EXERCISE REQUIREMENTS: Reproduce the whole listing word for word. Leave every image out.

DATA LISTING:
—————

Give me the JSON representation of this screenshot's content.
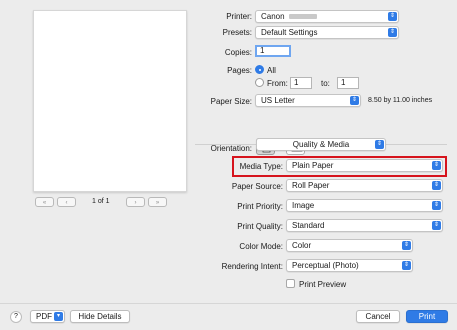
{
  "preview": {
    "page_counter": "1 of 1",
    "first_label": "«",
    "prev_label": "‹",
    "next_label": "›",
    "last_label": "»"
  },
  "printer": {
    "label": "Printer:",
    "value": "Canon"
  },
  "presets": {
    "label": "Presets:",
    "value": "Default Settings"
  },
  "copies": {
    "label": "Copies:",
    "value": "1"
  },
  "pages": {
    "label": "Pages:",
    "all_label": "All",
    "from_label": "From:",
    "from_value": "1",
    "to_label": "to:",
    "to_value": "1"
  },
  "paper_size": {
    "label": "Paper Size:",
    "value": "US Letter",
    "dimensions": "8.50 by 11.00 inches"
  },
  "orientation": {
    "label": "Orientation:"
  },
  "section_menu": {
    "value": "Quality & Media"
  },
  "media_type": {
    "label": "Media Type:",
    "value": "Plain Paper"
  },
  "paper_source": {
    "label": "Paper Source:",
    "value": "Roll Paper"
  },
  "print_priority": {
    "label": "Print Priority:",
    "value": "Image"
  },
  "print_quality": {
    "label": "Print Quality:",
    "value": "Standard"
  },
  "color_mode": {
    "label": "Color Mode:",
    "value": "Color"
  },
  "rendering_intent": {
    "label": "Rendering Intent:",
    "value": "Perceptual (Photo)"
  },
  "print_preview": {
    "label": "Print Preview",
    "checked": false
  },
  "footer": {
    "help_label": "?",
    "pdf_label": "PDF",
    "hide_details_label": "Hide Details",
    "cancel_label": "Cancel",
    "print_label": "Print"
  },
  "colors": {
    "accent": "#2f7be6",
    "highlight": "#d6141d",
    "background": "#ececec"
  }
}
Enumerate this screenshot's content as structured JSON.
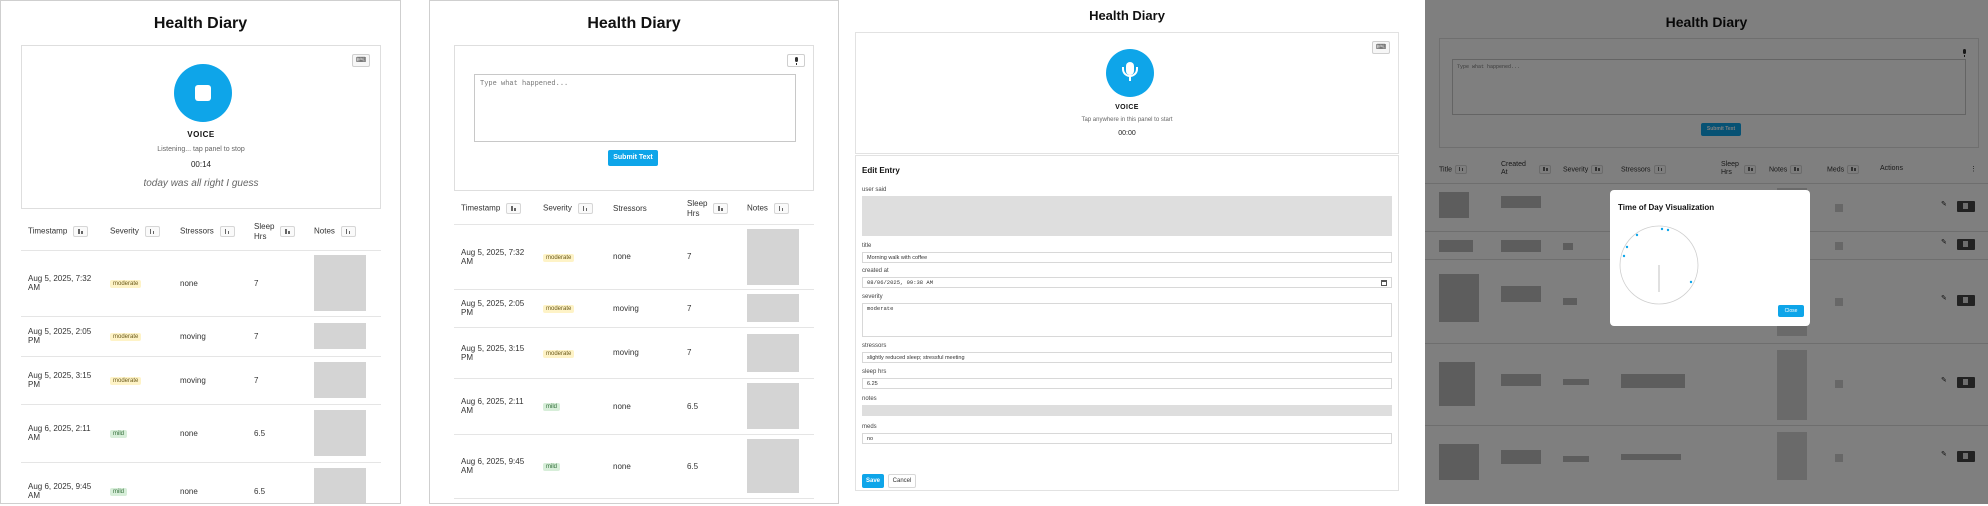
{
  "app_title": "Health Diary",
  "voice": {
    "label": "VOICE",
    "listening_status": "Listening... tap panel to stop",
    "listening_timer": "00:14",
    "transcript": "today was all right I guess",
    "idle_status": "Tap anywhere in this panel to start",
    "idle_timer": "00:00"
  },
  "text_entry": {
    "placeholder": "Type what happened...",
    "submit_label": "Submit Text"
  },
  "table": {
    "columns": {
      "timestamp": "Timestamp",
      "severity": "Severity",
      "stressors": "Stressors",
      "sleep_hrs_line1": "Sleep",
      "sleep_hrs_line2": "Hrs",
      "notes": "Notes"
    },
    "rows": [
      {
        "timestamp": "Aug 5, 2025, 7:32 AM",
        "severity": "moderate",
        "stressors": "none",
        "sleep": "7"
      },
      {
        "timestamp": "Aug 5, 2025, 2:05 PM",
        "severity": "moderate",
        "stressors": "moving",
        "sleep": "7"
      },
      {
        "timestamp": "Aug 5, 2025, 3:15 PM",
        "severity": "moderate",
        "stressors": "moving",
        "sleep": "7"
      },
      {
        "timestamp": "Aug 6, 2025, 2:11 AM",
        "severity": "mild",
        "stressors": "none",
        "sleep": "6.5"
      },
      {
        "timestamp": "Aug 6, 2025, 9:45 AM",
        "severity": "mild",
        "stressors": "none",
        "sleep": "6.5"
      }
    ]
  },
  "edit_entry": {
    "title": "Edit Entry",
    "labels": {
      "user_said": "user said",
      "title": "title",
      "created_at": "created at",
      "severity": "severity",
      "stressors": "stressors",
      "sleep_hrs": "sleep hrs",
      "notes": "notes",
      "meds": "meds"
    },
    "values": {
      "title": "Morning walk with coffee",
      "created_at": "08/06/2025, 09:38 AM",
      "severity": "moderate",
      "stressors": "slightly reduced sleep; stressful meeting",
      "sleep_hrs": "6.25",
      "meds": "no"
    },
    "save_label": "Save",
    "cancel_label": "Cancel"
  },
  "grid": {
    "columns": {
      "title": "Title",
      "created_line1": "Created",
      "created_line2": "At",
      "severity": "Severity",
      "stressors": "Stressors",
      "sleep_line1": "Sleep",
      "sleep_line2": "Hrs",
      "notes": "Notes",
      "meds": "Meds",
      "actions": "Actions"
    }
  },
  "modal": {
    "title": "Time of Day Visualization",
    "close_label": "Close"
  },
  "colors": {
    "accent": "#0ea5e9",
    "moderate_badge": "#fef3c7",
    "mild_badge": "#d7eed9"
  }
}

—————

SOLUTION:
Give me the JSON representation of this screenshot's content.
{
  "preview": {
    "page_counter": "1 of 1",
    "first_label": "«",
    "prev_label": "‹",
    "next_label": "›",
    "last_label": "»"
  },
  "printer": {
    "label": "Printer:",
    "value": "Canon"
  },
  "presets": {
    "label": "Presets:",
    "value": "Default Settings"
  },
  "copies": {
    "label": "Copies:",
    "value": "1"
  },
  "pages": {
    "label": "Pages:",
    "all_label": "All",
    "from_label": "From:",
    "from_value": "1",
    "to_label": "to:",
    "to_value": "1"
  },
  "paper_size": {
    "label": "Paper Size:",
    "value": "US Letter",
    "dimensions": "8.50 by 11.00 inches"
  },
  "orientation": {
    "label": "Orientation:"
  },
  "section_menu": {
    "value": "Quality & Media"
  },
  "media_type": {
    "label": "Media Type:",
    "value": "Plain Paper"
  },
  "paper_source": {
    "label": "Paper Source:",
    "value": "Roll Paper"
  },
  "print_priority": {
    "label": "Print Priority:",
    "value": "Image"
  },
  "print_quality": {
    "label": "Print Quality:",
    "value": "Standard"
  },
  "color_mode": {
    "label": "Color Mode:",
    "value": "Color"
  },
  "rendering_intent": {
    "label": "Rendering Intent:",
    "value": "Perceptual (Photo)"
  },
  "print_preview": {
    "label": "Print Preview",
    "checked": false
  },
  "footer": {
    "help_label": "?",
    "pdf_label": "PDF",
    "hide_details_label": "Hide Details",
    "cancel_label": "Cancel",
    "print_label": "Print"
  },
  "colors": {
    "accent": "#2f7be6",
    "highlight": "#d6141d",
    "background": "#ececec"
  }
}
Enumerate this screenshot's content as structured JSON.
{
  "app_title": "Health Diary",
  "voice": {
    "label": "VOICE",
    "listening_status": "Listening... tap panel to stop",
    "listening_timer": "00:14",
    "transcript": "today was all right I guess",
    "idle_status": "Tap anywhere in this panel to start",
    "idle_timer": "00:00"
  },
  "text_entry": {
    "placeholder": "Type what happened...",
    "submit_label": "Submit Text"
  },
  "table": {
    "columns": {
      "timestamp": "Timestamp",
      "severity": "Severity",
      "stressors": "Stressors",
      "sleep_hrs_line1": "Sleep",
      "sleep_hrs_line2": "Hrs",
      "notes": "Notes"
    },
    "rows": [
      {
        "timestamp": "Aug 5, 2025, 7:32 AM",
        "severity": "moderate",
        "stressors": "none",
        "sleep": "7"
      },
      {
        "timestamp": "Aug 5, 2025, 2:05 PM",
        "severity": "moderate",
        "stressors": "moving",
        "sleep": "7"
      },
      {
        "timestamp": "Aug 5, 2025, 3:15 PM",
        "severity": "moderate",
        "stressors": "moving",
        "sleep": "7"
      },
      {
        "timestamp": "Aug 6, 2025, 2:11 AM",
        "severity": "mild",
        "stressors": "none",
        "sleep": "6.5"
      },
      {
        "timestamp": "Aug 6, 2025, 9:45 AM",
        "severity": "mild",
        "stressors": "none",
        "sleep": "6.5"
      }
    ]
  },
  "edit_entry": {
    "title": "Edit Entry",
    "labels": {
      "user_said": "user said",
      "title": "title",
      "created_at": "created at",
      "severity": "severity",
      "stressors": "stressors",
      "sleep_hrs": "sleep hrs",
      "notes": "notes",
      "meds": "meds"
    },
    "values": {
      "title": "Morning walk with coffee",
      "created_at": "08/06/2025, 09:38 AM",
      "severity": "moderate",
      "stressors": "slightly reduced sleep; stressful meeting",
      "sleep_hrs": "6.25",
      "meds": "no"
    },
    "save_label": "Save",
    "cancel_label": "Cancel"
  },
  "grid": {
    "columns": {
      "title": "Title",
      "created_line1": "Created",
      "created_line2": "At",
      "severity": "Severity",
      "stressors": "Stressors",
      "sleep_line1": "Sleep",
      "sleep_line2": "Hrs",
      "notes": "Notes",
      "meds": "Meds",
      "actions": "Actions"
    }
  },
  "modal": {
    "title": "Time of Day Visualization",
    "close_label": "Close"
  },
  "colors": {
    "accent": "#0ea5e9",
    "moderate_badge": "#fef3c7",
    "mild_badge": "#d7eed9"
  }
}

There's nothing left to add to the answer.